The housing market recovery is likely to take a decade or more before strong home appreciation is evident in the majority of the country, according to the latest analysis by Housing Predictor. The credit crisis triggered by the foreclosure epidemic will be followed by a deflationary cycle in commercial real estate compounding the turmoil in the national economy.
There are reasons for homeowners to be discouraged about their home values sinking. But most will hold on to their homes through the downturn. For those more mobile, it could be difficult to sell a house in this economic environment without losing money. But things will get better. Real estate has always been a long term sort of investment with major booms and busts. The busts are becoming more exaggerated with creative mortgages offered by banks prompted by unregulated Wall Street securities.
However, it’s not all disappointing news. Home prices have dropped in the majority of the country allowing many to become new homeowners. The lower prices have transformed markets so that many have become havens for buying real estate at bargain prices. Many markets have seen home values drop as much as 40 to 60% from the markets peak.
Housing appreciation with higher prices should show improvement as early as sometime in 2011 in many areas of the counrty. While appreciation won’t be as strong as during the boom, home values should show increasing strength with the stabilization of markets.
The stabilization of the real estate market is key to improving home sales, and aiding the national economy in recovering. A clear decisive plan to do that will have to be implemented by Congress and the new White House administration before the overall economy improves and it will have to include halting the epidemic of foreclosures. The root of the economic crisis is the real estate market, which is suffering through the worst economic depression since the Great Depression. Home prices deflated as much as 30 to 35% in the depression.
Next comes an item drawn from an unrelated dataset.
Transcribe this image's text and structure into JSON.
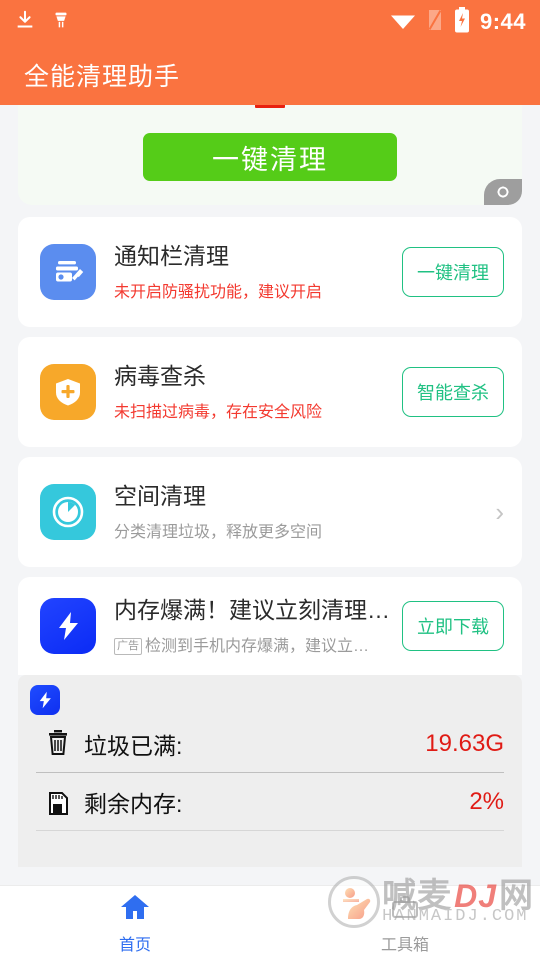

Foreclosures are at all-time highs and are now averaging between 150,000 and 200,000 units a month.
The longer Congress and the White House take to come up with a direct plan to deal with the epidemic of foreclosures, the longer it will take the economy to improve. Each foreclosure damages the economy an average of $225,000, equal to the average mortgage. Banks and other lending institutions that made the loans are being bailed out by the government with multi-billion dollar infusions. However, many will eventually fail and would have already failed as insolvent without government aid.
It’s clear that every foreclosure magnifies the economic crisis. The system used to gauge the percentage of homes and other properties likely to be foreclosed by lenders has proven to be useless.
After the Savings and Loan Crisis in the late 1980’s it took about a decade for real estate to stabilize before inflating in value aided by low interest rates. Many blame the Fed for keeping mortgage rates low for too long. The economic crisis has a long list of participants to blame. Key players include overly aggressive lenders, the acts of unethical mortgage brokers, dubious appraisals and most prominently greed on behalf of bankers and borrowers.
The high concentration of criminal activities in the marketplace may never be fully known, despite the arrests and prosecutions of hundreds of mortgage brokers, lenders and others committing fraud. As a result, the crisis will take years to unwind as housing prices and other real estate values decline. It is likely it will take longer than the S&L Crisis for market conditions to fully improve.
Nearly every real estate depression has been grounded in excessive land prices. Although foreclosures of land are increasing nationally, they haven’t yet reached the epidemic levels of home foreclosures. But in the next year they are expected to increase to epidemic proportions as land values fall more rapidly.
There have been warnings for years. The decline in housing prices stands to create future dislocations with growing unemployment and business failures that will develop an entirely new sort of regulated economy from Wall Street to Main Street.